This Fokker Friendship was the first plane in which I ever flew. The year was 1960 and the flight was from Sydney to Canberra and return. It was operated by Ansett Airlines, which flew within Australia for 66 years until 2002, when the company collapsed financially. Their troubles were compounded by the Civil Aviation Safety Authority’s grounding of its jets immediately before Christmas 2000 and again immediately before Easter 2001. Losing business at these two most important times of the year inevitably worsened its already precarious financial position.
My second air journey was in 1968 to Port Moresby, probably in a Boeing 707 jetliner. Within Papua-New Guinea, travel was by a Douglas DC3, seen here at Port Moresby. It was called a “side-saddle” because seating ran along each side of the fuselage, with passengers facing each other. At Wau, high up in the mountains, we had to be weighed with our baggage to determine where we should be seated to ensure balance. The takeoff down a steep runway on the side of the mountain was thrilling to say the least.

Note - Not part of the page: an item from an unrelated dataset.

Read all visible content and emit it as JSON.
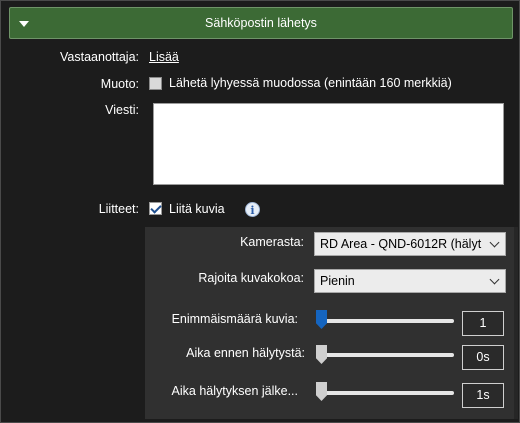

This plane wears the livery of Trans-Australian Airlines. At the time, Australia had a two-airline policy, i.e. two airlines were allowed to operate in competition within Australia and Qantas was allowed to operate internationally but not to carry passengers on internal flights unless part of an international flight. There were also two regional airlines, one of which was Airlines of New South Wales whose insignia appears on the tail of the second plane in the top photograph. The other was East-West Airlines. None of these airlines now exist following the end of the restrictive airline policy.